Limit: Work tends to expand to fill available time. For example, if you know you have four hours available to prepare for an exam or write a paper, you’d be best to set yourself a three hour target and leave yourself an hour to relax or socialize. It’s amazing how much can be done when you have to do it in a lesser time. This is especially true of something like email or social media. If you set strict time limits on these activities, you’ll get through a ton more emails and also use your social media time much better.
Focus: When you limit your time on any activity, you have to focus all the harder to make sure you get through the work. That means that you need to shut off distractions like the Internet, emails, messages, phone calls, etc., – you can use software blockers to help you.
Hide: Get away from places where people can tempt you to talk, have coffees, etc. You’ll have much more time for that, and with much less guilt, if you really focus on undistracted studying. In fact, you’ll be amazed how much time you end up with.
Single-tasking: Similar to previous point but worth emphasizing there is no such thing as multi-tasking, only multi-switching with every switch requiring ramp-up time.
Sleep: I’ll write a separate tip about sleep, but I’m sure you already know from painful experience that cutting down on sleep not only makes your studying less efficient, it also reduces retention of what is read.
Early: As the mind is much more impressionable and retentive early in the day when it’s not been crowded with stimuli and packed with useless information, the best study hours are usually first thing in the morning.

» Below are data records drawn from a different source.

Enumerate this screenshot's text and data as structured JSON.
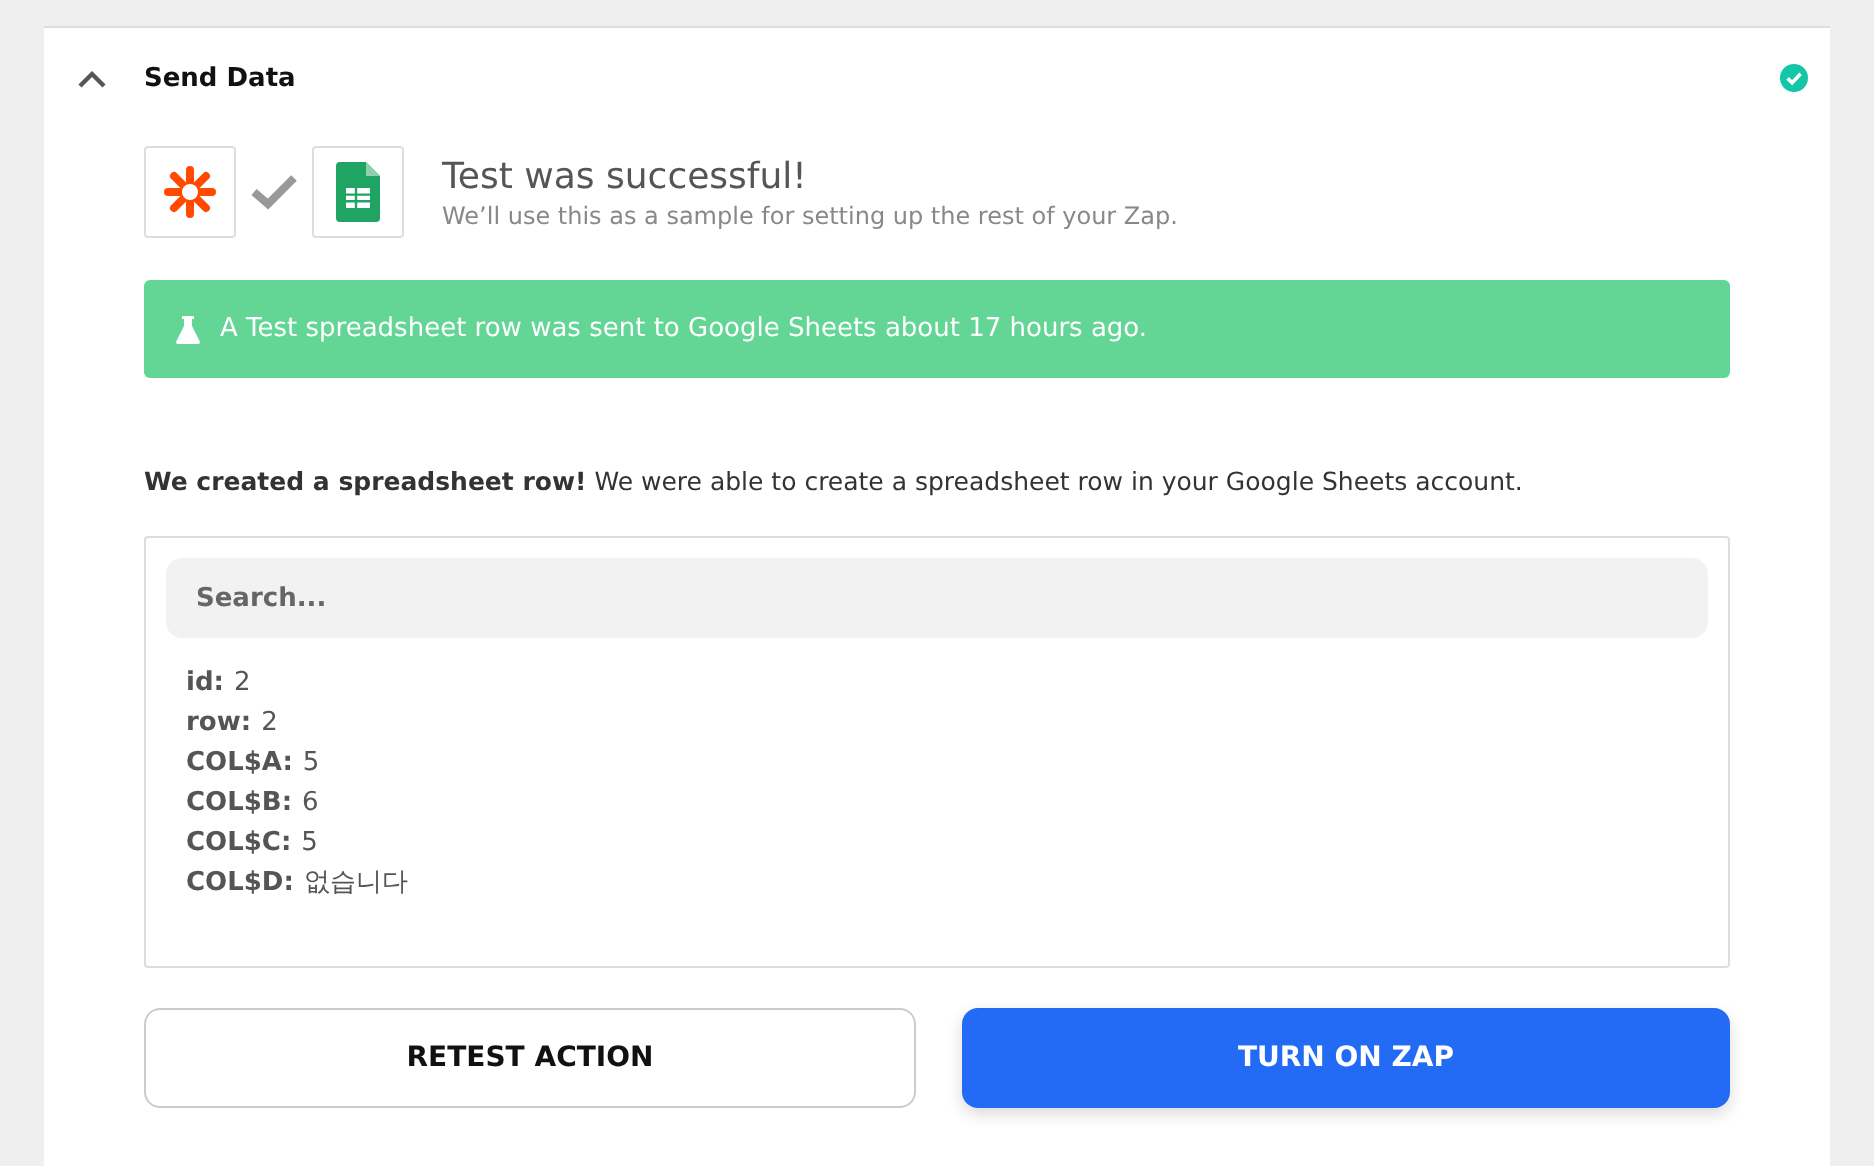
{
  "section": {
    "title": "Send Data",
    "expanded": true,
    "complete": true
  },
  "test": {
    "title": "Test was successful!",
    "subtitle": "We’ll use this as a sample for setting up the rest of your Zap."
  },
  "banner": {
    "text": "A Test spreadsheet row was sent to Google Sheets about 17 hours ago."
  },
  "message": "**We created a spreadsheet row!** We were able to create a spreadsheet row in your Google Sheets account.",
  "search": {
    "placeholder": "Search..."
  },
  "fields": [
    {
      "label": "id:",
      "value": "2"
    },
    {
      "label": "row:",
      "value": "2"
    },
    {
      "label": "COL$A:",
      "value": "5"
    },
    {
      "label": "COL$B:",
      "value": "6"
    },
    {
      "label": "COL$C:",
      "value": "5"
    },
    {
      "label": "COL$D:",
      "value": "없습니다"
    }
  ],
  "buttons": [
    {
      "label": "RETEST ACTION",
      "kind": "secondary"
    },
    {
      "label": "TURN ON ZAP",
      "kind": "primary"
    }
  ]
}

Many find they can study twice as much twice as fast in the morning compared to the evening.
Exercise: Research has shown that exercise boosts cognitive function, creativity, problem solving and productivity. In fact a NASA study showed employees who exercised daily worked at 100% efficiency after 7 hours, while those who didn’t saw a 50% drop, meaning it took them twice as long to accomplish the same thing. So, exercise, in effect, creates time.”
Audit: In my Leadership class I have students perform the following exercise which you may want to adapt to invite input and develop accountability.
Log your time in 10-minute segments for weeks 3&4 of the semester. Analyze your use of time, and make suggestions about how you plan to improve. Find an accountability partner in the class, share your proposed time management plans, and evaluate one another’s performance over weeks 5-7. Submit a 5- page paper by the end of week 9 describing the lessons learned.
Memorize: “See then that you walk circumspectly, not as fools but as wise, redeeming the time, because the days are evil” (Eph. 3:15-16).
New Student Tip #1: Dropbox
New Student Tip #2: Wunderlist
New Student Tip #3: Evernote
New Student Tip #4: Diigo
New Student Tip #5: Lastpass
New Student Tip #6: Calendar
New Student Tip #7: Feedly
New Student Tip #8: Covenant Eyes
New Student Tip #9: The Why of Note-taking
New Student Tip #10: The How Of Note-taking
Time Management from the Inside Out: The Foolproof System for Taking Control of Your Schedule–and Your Life by Julie Morgenstern
Focus: The Hidden Driver of Excellence by Daniel Goleman
Rapt: Attention and the Focused Life by Winifred Gallagher
Thriving at College by Alex Chediak (for students)
Preparing Your Teens For College by Alex Chediak (for parents of students)
Top 10 Books for Students